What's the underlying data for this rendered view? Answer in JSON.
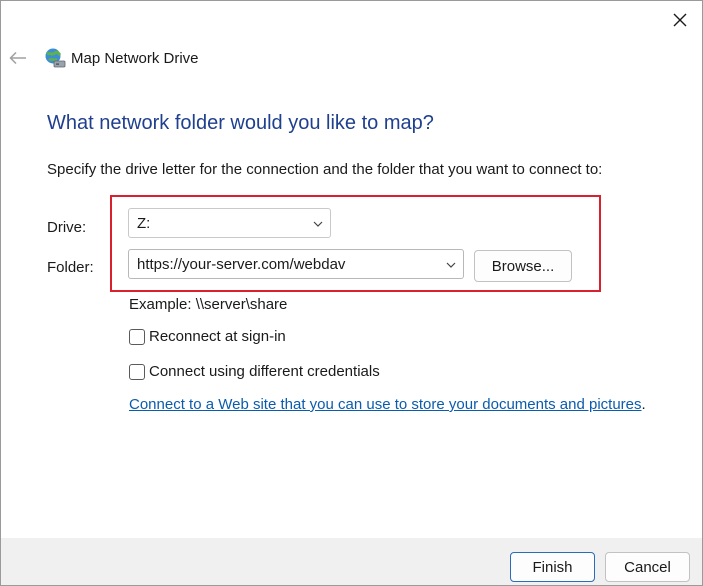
{
  "window": {
    "title": "Map Network Drive"
  },
  "content": {
    "heading": "What network folder would you like to map?",
    "instruction": "Specify the drive letter for the connection and the folder that you want to connect to:",
    "drive_label": "Drive:",
    "drive_value": "Z:",
    "folder_label": "Folder:",
    "folder_value": "https://your-server.com/webdav",
    "browse_label": "Browse...",
    "example": "Example: \\\\server\\share",
    "reconnect_label": "Reconnect at sign-in",
    "reconnect_checked": false,
    "credentials_label": "Connect using different credentials",
    "credentials_checked": false,
    "link_text": "Connect to a Web site that you can use to store your documents and pictures",
    "link_suffix": "."
  },
  "footer": {
    "finish_label": "Finish",
    "cancel_label": "Cancel"
  },
  "colors": {
    "heading": "#1f3f8f",
    "link": "#0b5cad",
    "highlight": "#d9202e",
    "primary_border": "#2b6cb8"
  },
  "icons": {
    "close": "close-icon",
    "back": "back-arrow-icon",
    "title": "network-drive-icon",
    "chevron": "chevron-down-icon"
  }
}
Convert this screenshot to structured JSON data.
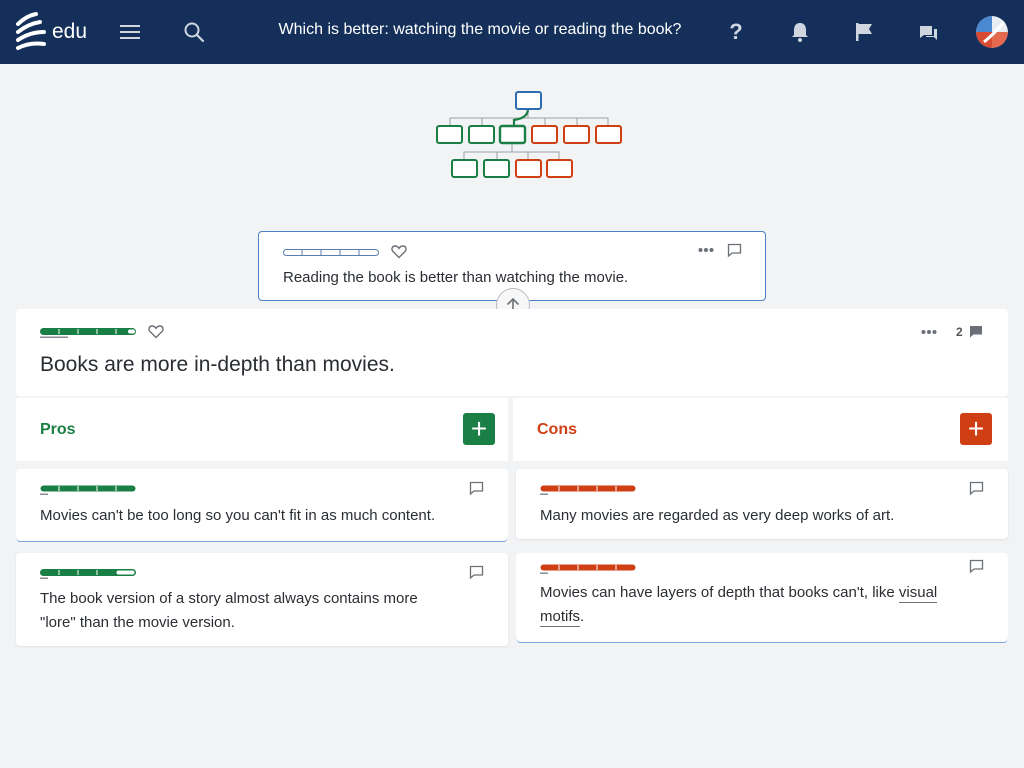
{
  "header": {
    "brand": "edu",
    "title": "Which is better: watching the movie or reading the book?",
    "icons": [
      "logo-icon",
      "menu-icon",
      "search-icon",
      "help-icon",
      "bell-icon",
      "flag-icon",
      "chat-icon",
      "avatar"
    ],
    "help_glyph": "?"
  },
  "parent_claim": {
    "text": "Reading the book is better than watching the movie."
  },
  "main_claim": {
    "text": "Books are more in-depth than movies.",
    "comment_count": "2"
  },
  "pros": {
    "label": "Pros",
    "add_glyph": "+",
    "items": [
      {
        "text": "Movies can't be too long so you can't fit in as much content."
      },
      {
        "text_line1": "The book version of a story almost always contains more",
        "text_line2": "\"lore\" than the movie version."
      }
    ]
  },
  "cons": {
    "label": "Cons",
    "add_glyph": "+",
    "items": [
      {
        "text": "Many movies are regarded as very deep works of art."
      },
      {
        "text_line1a": "Movies can have layers of depth that books can't, like ",
        "text_line1b": "visual",
        "text_line2": "motifs",
        "text_line2_end": "."
      }
    ]
  },
  "colors": {
    "navbar": "#14305a",
    "pro": "#1a7f45",
    "con": "#cf3f13",
    "link": "#2f6db3"
  }
}
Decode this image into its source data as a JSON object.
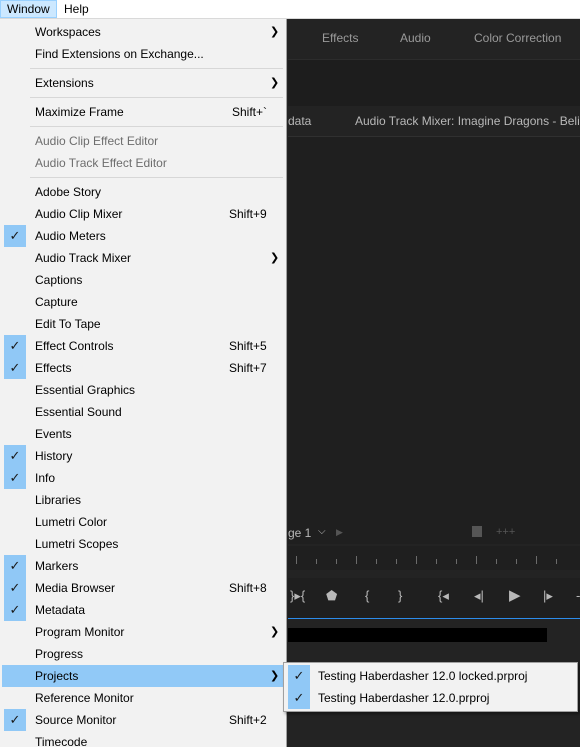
{
  "menubar": {
    "window": "Window",
    "help": "Help"
  },
  "workspaces": {
    "effects": "Effects",
    "audio": "Audio",
    "color": "Color Correction"
  },
  "panel": {
    "metadata_fragment": "data",
    "audio_track_mixer": "Audio Track Mixer: Imagine Dragons - Believer"
  },
  "page_select": {
    "value": "ge 1"
  },
  "menu": {
    "workspaces": "Workspaces",
    "find_extensions": "Find Extensions on Exchange...",
    "extensions": "Extensions",
    "maximize_frame": "Maximize Frame",
    "maximize_frame_sc": "Shift+`",
    "audio_clip_effect_editor": "Audio Clip Effect Editor",
    "audio_track_effect_editor": "Audio Track Effect Editor",
    "adobe_story": "Adobe Story",
    "audio_clip_mixer": "Audio Clip Mixer",
    "audio_clip_mixer_sc": "Shift+9",
    "audio_meters": "Audio Meters",
    "audio_track_mixer": "Audio Track Mixer",
    "captions": "Captions",
    "capture": "Capture",
    "edit_to_tape": "Edit To Tape",
    "effect_controls": "Effect Controls",
    "effect_controls_sc": "Shift+5",
    "effects": "Effects",
    "effects_sc": "Shift+7",
    "essential_graphics": "Essential Graphics",
    "essential_sound": "Essential Sound",
    "events": "Events",
    "history": "History",
    "info": "Info",
    "libraries": "Libraries",
    "lumetri_color": "Lumetri Color",
    "lumetri_scopes": "Lumetri Scopes",
    "markers": "Markers",
    "media_browser": "Media Browser",
    "media_browser_sc": "Shift+8",
    "metadata": "Metadata",
    "program_monitor": "Program Monitor",
    "progress": "Progress",
    "projects": "Projects",
    "reference_monitor": "Reference Monitor",
    "source_monitor": "Source Monitor",
    "source_monitor_sc": "Shift+2",
    "timecode": "Timecode"
  },
  "submenu": {
    "project_locked": "Testing Haberdasher 12.0 locked.prproj",
    "project": "Testing Haberdasher 12.0.prproj"
  },
  "colors": {
    "highlight": "#91c9f7",
    "check_bg": "#90c8f6",
    "menu_bg": "#f2f2f2",
    "app_bg": "#232323"
  }
}
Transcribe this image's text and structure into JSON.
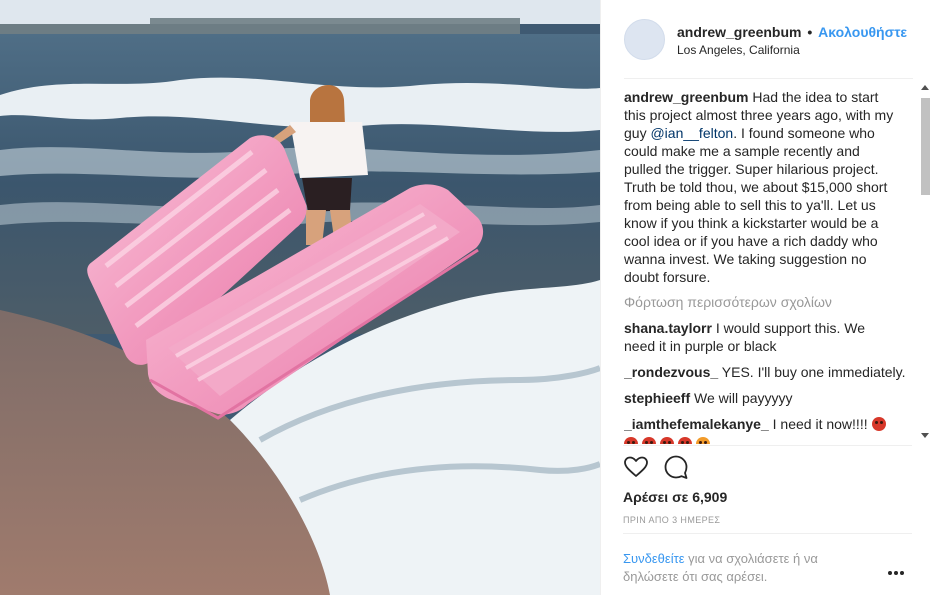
{
  "post": {
    "image_alt": "Woman on the beach at the shore holding a pink inflatable coffin",
    "colors": {
      "coffin": "#f4a3c6",
      "sea": "#3f5a72",
      "foam": "#f3f6f8",
      "sand": "#8a6f66",
      "sky": "#dfe7ee"
    }
  },
  "header": {
    "username": "andrew_greenbum",
    "separator": "•",
    "follow_label": "Ακολουθήστε",
    "location": "Los Angeles, California"
  },
  "caption": {
    "username": "andrew_greenbum",
    "line1_text": "Had the idea to start",
    "line2": "this project almost three years ago, with my",
    "line3_pre": "guy ",
    "mention": "@ian__felton",
    "line3_post": ". I found someone who",
    "lines_rest": [
      "could make me a sample recently and",
      "pulled the trigger. Super hilarious project.",
      "Truth be told thou, we about $15,000 short",
      "from being able to sell this to ya'll. Let us",
      "know if you think a kickstarter would be a",
      "cool idea or if you have a rich daddy who",
      "wanna invest. We taking suggestion no",
      "doubt forsure."
    ]
  },
  "load_more": "Φόρτωση περισσότερων σχολίων",
  "comments": [
    {
      "user": "shana.taylorr",
      "text": "I would support this. We",
      "cont": "need it in purple or black"
    },
    {
      "user": "_rondezvous_",
      "text": "YES. I'll buy one immediately."
    },
    {
      "user": "stephieeff",
      "text": "We will payyyyy"
    },
    {
      "user": "_iamthefemalekanye_",
      "text": "I need it now!!!!"
    }
  ],
  "emoji_row_icons": [
    "angry-face-emoji",
    "angry-face-emoji",
    "angry-face-emoji",
    "angry-face-emoji",
    "heart-eyes-emoji"
  ],
  "likes_text": "Αρέσει σε 6,909",
  "timestamp": "ΠΡΙΝ ΑΠΟ 3 ΗΜΕΡΕΣ",
  "login": {
    "link": "Συνδεθείτε",
    "text": " για να σχολιάσετε ή να δηλώσετε ότι σας αρέσει."
  },
  "icons": {
    "like": "heart-icon",
    "comment": "comment-icon",
    "more": "more-options-icon"
  },
  "accent_color": "#3897f0"
}
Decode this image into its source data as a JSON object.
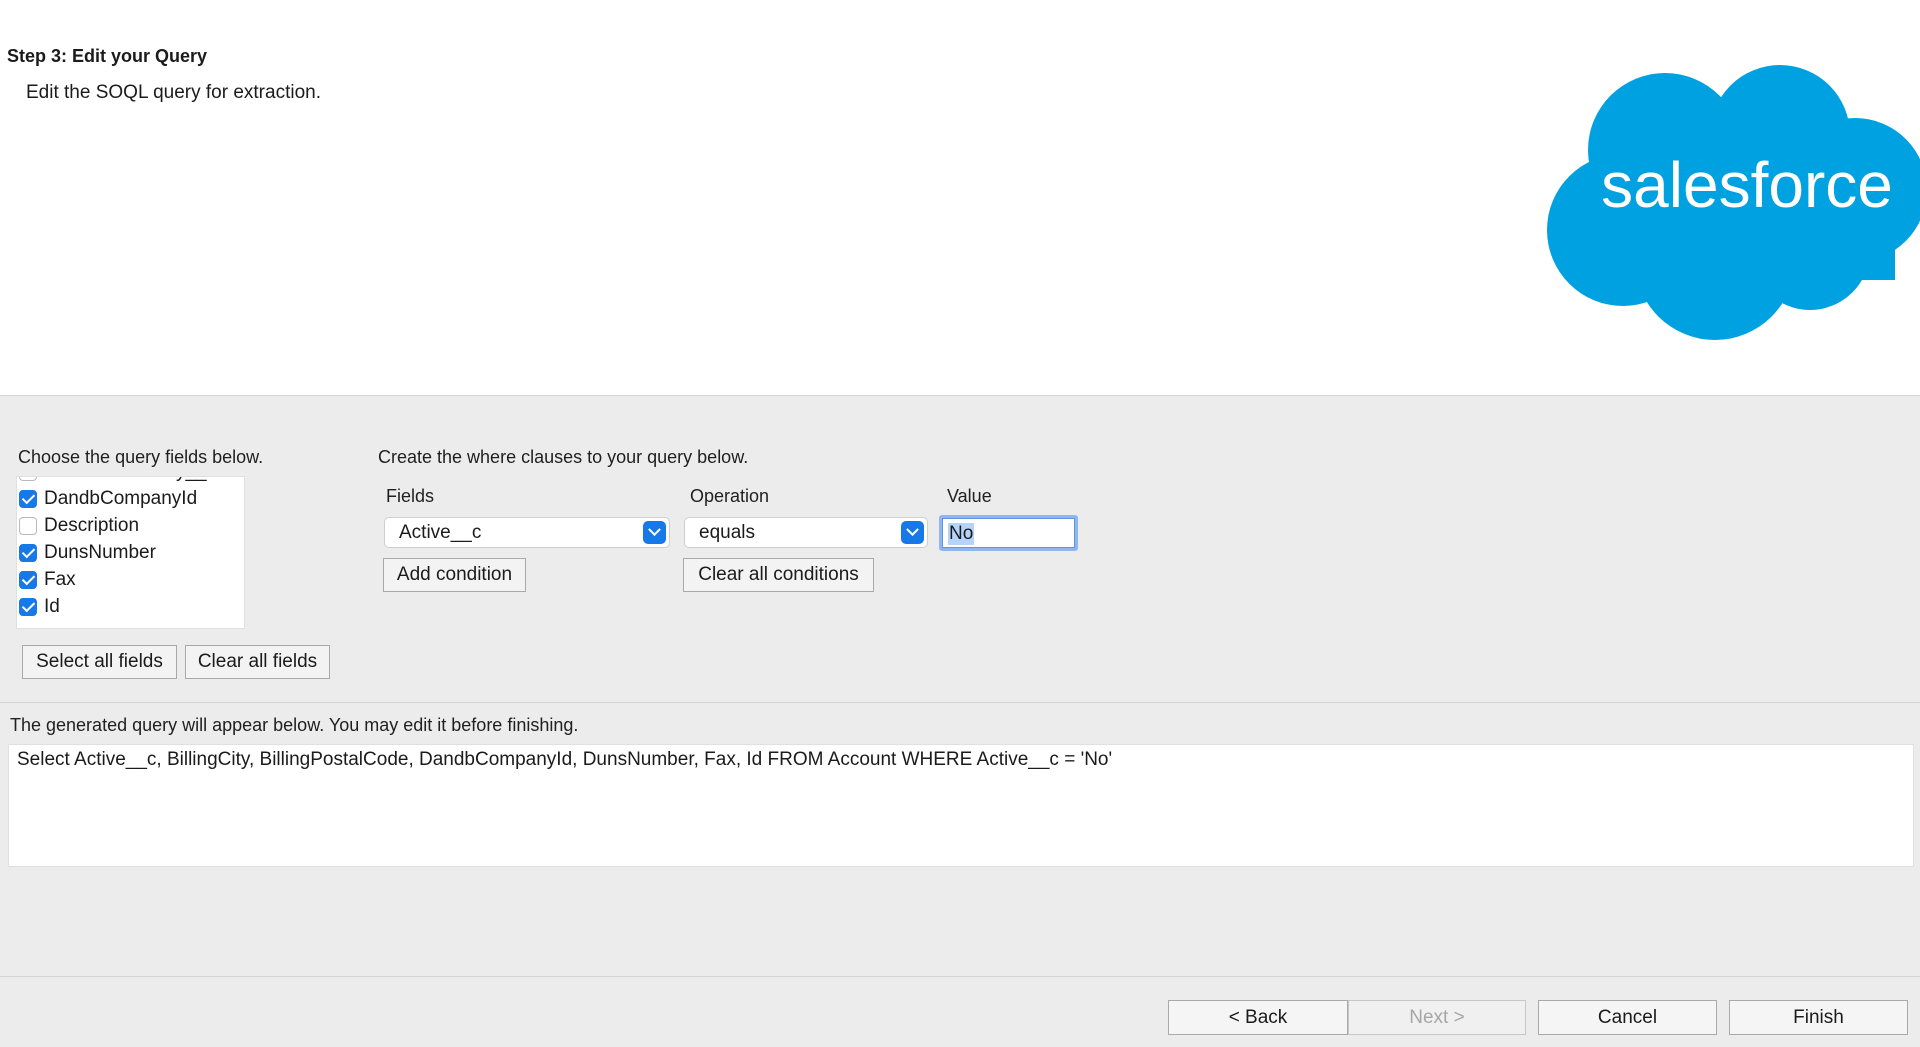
{
  "header": {
    "step_title": "Step 3: Edit your Query",
    "step_subtitle": "Edit the SOQL query for extraction.",
    "logo_text": "salesforce",
    "logo_color": "#00a1e0"
  },
  "fields_section": {
    "label": "Choose the query fields below.",
    "fields": [
      {
        "name": "CustomerPriority__c",
        "checked": false
      },
      {
        "name": "DandbCompanyId",
        "checked": true
      },
      {
        "name": "Description",
        "checked": false
      },
      {
        "name": "DunsNumber",
        "checked": true
      },
      {
        "name": "Fax",
        "checked": true
      },
      {
        "name": "Id",
        "checked": true
      }
    ],
    "select_all_label": "Select all fields",
    "clear_all_label": "Clear all fields"
  },
  "where_section": {
    "label": "Create the where clauses to your query below.",
    "fields_header": "Fields",
    "operation_header": "Operation",
    "value_header": "Value",
    "field_selected": "Active__c",
    "operation_selected": "equals",
    "value": "No",
    "add_condition_label": "Add condition",
    "clear_conditions_label": "Clear all conditions"
  },
  "query_section": {
    "label": "The generated query will appear below.  You may edit it before finishing.",
    "query": "Select Active__c, BillingCity, BillingPostalCode, DandbCompanyId, DunsNumber, Fax, Id FROM Account WHERE Active__c = 'No'"
  },
  "footer": {
    "back_label": "< Back",
    "next_label": "Next >",
    "cancel_label": "Cancel",
    "finish_label": "Finish"
  },
  "colors": {
    "accent": "#1778e8",
    "selection": "#b5d3fb"
  }
}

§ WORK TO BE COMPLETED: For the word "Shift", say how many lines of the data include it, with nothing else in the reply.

§ TASK RESULT: 6